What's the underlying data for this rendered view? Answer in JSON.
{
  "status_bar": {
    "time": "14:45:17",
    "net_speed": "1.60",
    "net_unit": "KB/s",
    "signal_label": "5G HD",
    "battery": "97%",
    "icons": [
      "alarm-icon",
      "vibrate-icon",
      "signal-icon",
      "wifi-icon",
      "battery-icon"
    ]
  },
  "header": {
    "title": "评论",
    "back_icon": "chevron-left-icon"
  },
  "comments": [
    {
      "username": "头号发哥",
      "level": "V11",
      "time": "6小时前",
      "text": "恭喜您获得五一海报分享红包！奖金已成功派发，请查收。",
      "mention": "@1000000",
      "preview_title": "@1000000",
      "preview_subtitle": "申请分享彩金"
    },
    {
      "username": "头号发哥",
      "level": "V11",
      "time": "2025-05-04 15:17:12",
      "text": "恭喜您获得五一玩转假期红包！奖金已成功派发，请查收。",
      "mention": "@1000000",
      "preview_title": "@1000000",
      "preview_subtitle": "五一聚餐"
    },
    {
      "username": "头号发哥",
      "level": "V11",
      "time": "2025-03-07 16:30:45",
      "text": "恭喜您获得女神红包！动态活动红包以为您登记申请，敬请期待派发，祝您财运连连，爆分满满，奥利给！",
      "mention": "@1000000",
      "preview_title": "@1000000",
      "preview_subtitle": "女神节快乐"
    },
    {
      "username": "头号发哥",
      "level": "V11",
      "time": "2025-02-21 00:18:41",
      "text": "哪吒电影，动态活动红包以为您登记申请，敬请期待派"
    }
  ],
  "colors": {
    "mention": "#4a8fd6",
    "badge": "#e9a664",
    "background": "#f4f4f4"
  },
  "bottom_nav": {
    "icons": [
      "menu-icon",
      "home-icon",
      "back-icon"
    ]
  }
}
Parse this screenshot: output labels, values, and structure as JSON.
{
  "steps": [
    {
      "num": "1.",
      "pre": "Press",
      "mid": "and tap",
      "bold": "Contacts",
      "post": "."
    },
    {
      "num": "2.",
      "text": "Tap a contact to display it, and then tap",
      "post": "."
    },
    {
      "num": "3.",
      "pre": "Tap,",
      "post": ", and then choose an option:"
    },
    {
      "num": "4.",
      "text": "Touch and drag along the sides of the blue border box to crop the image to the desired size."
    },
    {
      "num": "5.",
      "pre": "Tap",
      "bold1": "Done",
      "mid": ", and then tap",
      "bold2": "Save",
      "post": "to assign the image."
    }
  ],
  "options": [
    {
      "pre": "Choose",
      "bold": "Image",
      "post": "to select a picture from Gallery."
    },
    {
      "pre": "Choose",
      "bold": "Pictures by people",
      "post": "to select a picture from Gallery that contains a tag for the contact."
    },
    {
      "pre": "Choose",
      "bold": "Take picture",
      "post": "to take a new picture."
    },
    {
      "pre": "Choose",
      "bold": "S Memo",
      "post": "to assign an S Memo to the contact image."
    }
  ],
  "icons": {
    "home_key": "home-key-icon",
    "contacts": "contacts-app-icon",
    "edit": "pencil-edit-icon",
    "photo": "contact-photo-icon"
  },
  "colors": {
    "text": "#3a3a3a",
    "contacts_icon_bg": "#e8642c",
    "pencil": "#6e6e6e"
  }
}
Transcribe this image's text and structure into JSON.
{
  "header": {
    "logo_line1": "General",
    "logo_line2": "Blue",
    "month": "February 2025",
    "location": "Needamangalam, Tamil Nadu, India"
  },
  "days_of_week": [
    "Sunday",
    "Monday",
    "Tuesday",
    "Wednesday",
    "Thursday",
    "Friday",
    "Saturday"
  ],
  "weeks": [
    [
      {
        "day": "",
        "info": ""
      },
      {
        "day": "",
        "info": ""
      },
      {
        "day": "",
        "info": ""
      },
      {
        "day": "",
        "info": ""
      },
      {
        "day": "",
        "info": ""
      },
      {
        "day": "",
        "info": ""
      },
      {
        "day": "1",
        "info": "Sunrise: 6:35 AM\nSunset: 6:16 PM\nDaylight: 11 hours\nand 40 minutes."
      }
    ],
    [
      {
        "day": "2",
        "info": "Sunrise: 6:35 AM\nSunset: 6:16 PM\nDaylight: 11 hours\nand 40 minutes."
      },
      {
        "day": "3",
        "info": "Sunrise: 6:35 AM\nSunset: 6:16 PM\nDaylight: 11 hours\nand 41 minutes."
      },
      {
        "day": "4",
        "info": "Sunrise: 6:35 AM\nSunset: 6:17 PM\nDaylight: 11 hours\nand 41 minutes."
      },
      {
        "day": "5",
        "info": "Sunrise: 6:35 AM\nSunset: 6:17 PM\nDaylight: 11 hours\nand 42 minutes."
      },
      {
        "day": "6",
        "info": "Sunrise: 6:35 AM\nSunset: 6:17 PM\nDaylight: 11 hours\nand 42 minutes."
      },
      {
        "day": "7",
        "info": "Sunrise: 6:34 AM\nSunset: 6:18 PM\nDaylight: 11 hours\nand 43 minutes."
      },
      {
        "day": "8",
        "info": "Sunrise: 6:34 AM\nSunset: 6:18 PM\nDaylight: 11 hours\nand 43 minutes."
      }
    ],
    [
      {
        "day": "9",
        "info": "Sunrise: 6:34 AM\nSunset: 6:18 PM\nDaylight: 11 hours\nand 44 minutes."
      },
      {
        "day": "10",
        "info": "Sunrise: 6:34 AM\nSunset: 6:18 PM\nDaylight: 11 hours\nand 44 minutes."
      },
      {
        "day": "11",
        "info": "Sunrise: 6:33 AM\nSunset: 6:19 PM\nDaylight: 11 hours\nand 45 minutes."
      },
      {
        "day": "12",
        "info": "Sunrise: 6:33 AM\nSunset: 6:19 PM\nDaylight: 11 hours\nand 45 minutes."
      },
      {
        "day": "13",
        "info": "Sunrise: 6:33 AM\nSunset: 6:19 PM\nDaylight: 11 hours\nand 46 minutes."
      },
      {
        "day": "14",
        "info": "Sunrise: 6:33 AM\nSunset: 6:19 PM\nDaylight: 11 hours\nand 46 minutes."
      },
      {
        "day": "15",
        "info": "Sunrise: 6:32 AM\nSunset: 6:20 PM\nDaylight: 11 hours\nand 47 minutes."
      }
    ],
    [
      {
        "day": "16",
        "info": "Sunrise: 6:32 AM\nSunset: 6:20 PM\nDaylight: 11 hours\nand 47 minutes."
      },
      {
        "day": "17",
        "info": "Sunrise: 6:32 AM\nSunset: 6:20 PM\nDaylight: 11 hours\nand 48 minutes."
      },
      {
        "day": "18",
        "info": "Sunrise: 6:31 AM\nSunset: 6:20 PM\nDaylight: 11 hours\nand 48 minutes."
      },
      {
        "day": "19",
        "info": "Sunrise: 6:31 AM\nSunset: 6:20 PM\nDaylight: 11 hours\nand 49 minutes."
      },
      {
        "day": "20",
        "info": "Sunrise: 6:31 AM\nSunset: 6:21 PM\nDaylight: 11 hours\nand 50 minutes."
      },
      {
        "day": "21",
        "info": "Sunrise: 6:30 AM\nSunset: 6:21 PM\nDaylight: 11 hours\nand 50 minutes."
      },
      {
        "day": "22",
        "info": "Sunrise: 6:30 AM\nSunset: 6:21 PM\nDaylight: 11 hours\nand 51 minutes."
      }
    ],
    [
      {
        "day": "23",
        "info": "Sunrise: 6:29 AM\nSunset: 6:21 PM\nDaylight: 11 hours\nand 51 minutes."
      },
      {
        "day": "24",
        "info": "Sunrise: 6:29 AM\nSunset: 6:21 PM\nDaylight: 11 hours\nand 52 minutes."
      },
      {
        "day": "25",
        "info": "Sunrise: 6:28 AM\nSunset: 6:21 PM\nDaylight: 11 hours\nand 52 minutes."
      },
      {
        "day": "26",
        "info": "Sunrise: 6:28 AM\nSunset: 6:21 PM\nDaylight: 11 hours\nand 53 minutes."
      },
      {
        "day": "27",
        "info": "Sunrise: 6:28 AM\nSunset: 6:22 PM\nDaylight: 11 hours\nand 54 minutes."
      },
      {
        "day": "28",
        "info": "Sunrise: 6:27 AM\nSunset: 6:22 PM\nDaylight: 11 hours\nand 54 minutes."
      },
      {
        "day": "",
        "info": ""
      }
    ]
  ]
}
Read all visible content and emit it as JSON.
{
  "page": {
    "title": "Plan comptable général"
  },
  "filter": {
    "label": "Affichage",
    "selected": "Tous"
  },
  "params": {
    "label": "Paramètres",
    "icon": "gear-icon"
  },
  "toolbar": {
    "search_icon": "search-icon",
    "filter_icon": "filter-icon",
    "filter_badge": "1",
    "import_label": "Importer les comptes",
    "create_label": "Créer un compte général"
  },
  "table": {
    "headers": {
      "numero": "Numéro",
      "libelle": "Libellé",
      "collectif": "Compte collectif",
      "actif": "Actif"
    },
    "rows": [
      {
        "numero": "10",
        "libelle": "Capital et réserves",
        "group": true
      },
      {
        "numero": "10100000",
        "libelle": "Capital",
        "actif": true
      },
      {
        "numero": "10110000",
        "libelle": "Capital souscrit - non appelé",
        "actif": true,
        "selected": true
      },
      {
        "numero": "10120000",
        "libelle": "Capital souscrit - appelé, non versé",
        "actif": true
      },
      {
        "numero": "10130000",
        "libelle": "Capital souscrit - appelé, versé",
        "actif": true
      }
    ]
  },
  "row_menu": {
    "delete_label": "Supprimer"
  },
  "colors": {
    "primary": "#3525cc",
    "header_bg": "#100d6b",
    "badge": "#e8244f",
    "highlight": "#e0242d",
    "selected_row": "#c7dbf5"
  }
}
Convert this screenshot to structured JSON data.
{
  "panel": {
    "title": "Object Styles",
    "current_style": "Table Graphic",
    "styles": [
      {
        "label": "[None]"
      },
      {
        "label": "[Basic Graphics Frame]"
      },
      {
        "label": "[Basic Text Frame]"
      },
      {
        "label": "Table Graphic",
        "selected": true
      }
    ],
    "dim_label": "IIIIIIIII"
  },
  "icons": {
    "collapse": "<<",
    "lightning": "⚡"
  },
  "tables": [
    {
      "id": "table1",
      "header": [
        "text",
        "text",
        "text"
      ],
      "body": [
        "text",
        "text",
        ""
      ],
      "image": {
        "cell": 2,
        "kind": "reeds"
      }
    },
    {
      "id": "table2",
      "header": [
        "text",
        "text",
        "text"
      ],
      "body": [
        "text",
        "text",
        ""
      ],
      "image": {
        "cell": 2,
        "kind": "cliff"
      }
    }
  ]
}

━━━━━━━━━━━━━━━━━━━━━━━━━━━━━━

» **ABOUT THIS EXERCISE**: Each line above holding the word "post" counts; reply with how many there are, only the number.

» **EXERCISE RESPONSE**: 8